With each album you’ve displayed growth from being more than just an emcee and a producer, you’re developing into a musician. What was it that made you want to go in new directions with your art?
I couldn’t say there was anything that consciously made me go a certain direction. Music is very organic for lack of a better word, you just evolve over time and if you started at one point hopefully you’re not at that point in years to come, you just naturally advance.
Coming from DC, it’s a live music based city where we prefer live instrumentation over DJs and coming from a generation of samplers and listening to original records that are live instrument based, you start to have an appreciation for it outside of just sampling it. You want to be a part of it, creating your own perspectives and melodies. For the sound of music that I do, it was just a natural progression. There wasn’t anything conscious to it.
A lot of your projects are fully executed visions. If you could do a whole album with anyone who would it be?

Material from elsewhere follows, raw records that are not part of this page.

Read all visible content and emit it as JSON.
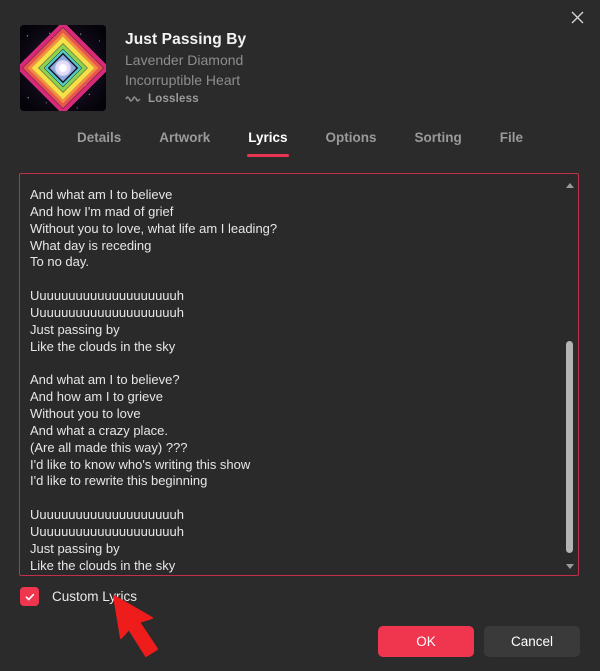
{
  "window": {
    "close_icon": "close-icon"
  },
  "track": {
    "title": "Just Passing By",
    "artist": "Lavender Diamond",
    "album": "Incorruptible Heart",
    "quality_label": "Lossless",
    "quality_icon": "lossless-waveform-icon",
    "artwork_alt": "album-artwork-diamond"
  },
  "tabs": [
    {
      "label": "Details",
      "active": false
    },
    {
      "label": "Artwork",
      "active": false
    },
    {
      "label": "Lyrics",
      "active": true
    },
    {
      "label": "Options",
      "active": false
    },
    {
      "label": "Sorting",
      "active": false
    },
    {
      "label": "File",
      "active": false
    }
  ],
  "lyrics": {
    "text": "And what am I to believe\nAnd how I'm mad of grief\nWithout you to love, what life am I leading?\nWhat day is receding\nTo no day.\n\nUuuuuuuuuuuuuuuuuuuuh\nUuuuuuuuuuuuuuuuuuuuh\nJust passing by\nLike the clouds in the sky\n\nAnd what am I to believe?\nAnd how am I to grieve\nWithout you to love\nAnd what a crazy place.\n(Are all made this way) ???\nI'd like to know who's writing this show\nI'd like to rewrite this beginning\n\nUuuuuuuuuuuuuuuuuuuuh\nUuuuuuuuuuuuuuuuuuuuh\nJust passing by\nLike the clouds in the sky",
    "scroll_up_icon": "scroll-up-arrow-icon",
    "scroll_down_icon": "scroll-down-arrow-icon"
  },
  "footer": {
    "custom_lyrics_label": "Custom Lyrics",
    "custom_lyrics_checked": true,
    "check_icon": "checkmark-icon",
    "ok_label": "OK",
    "cancel_label": "Cancel",
    "annotation_icon": "red-arrow-pointer"
  },
  "colors": {
    "accent_red": "#f0364f",
    "tab_underline": "#e8354f",
    "focus_border": "#c0304a",
    "background": "#2b2b2b",
    "field_background": "#2a2a2a",
    "cancel_button": "#3a3a3a",
    "muted_text": "#8d8d8d",
    "annotation_red": "#ef1c1c"
  }
}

Kevin Drew and the other producers of Feist and Broken Social Scene, I would love for them to produce an album for me. They’re truly dynamic, I love their soundscapes and dynamics.
I know The Good Fight just dropped but where do you see yourself headed from here musically?
Everyday I’m being inspired by something else. I’m currently driving from Albuquerque, New Mexico to Denver, Colorado and I’ve never made that drive before. I have no idea what the inspiration from what I look at through the window will bring when I get back to the studio or pull my laptop out to start making beats. I don’t know what’s next, but I’m completely open to evolution and change.
Finally what would you say is the mark you want to leave on the world with your music?
Music that’s just timeless. I just want to leave music that the generations to come can use as a reference to a moment in time and history, reflecting current affairs, society, and life lessons. Anyone who can see themselves within my music, I hope it remains a constant reflection for them.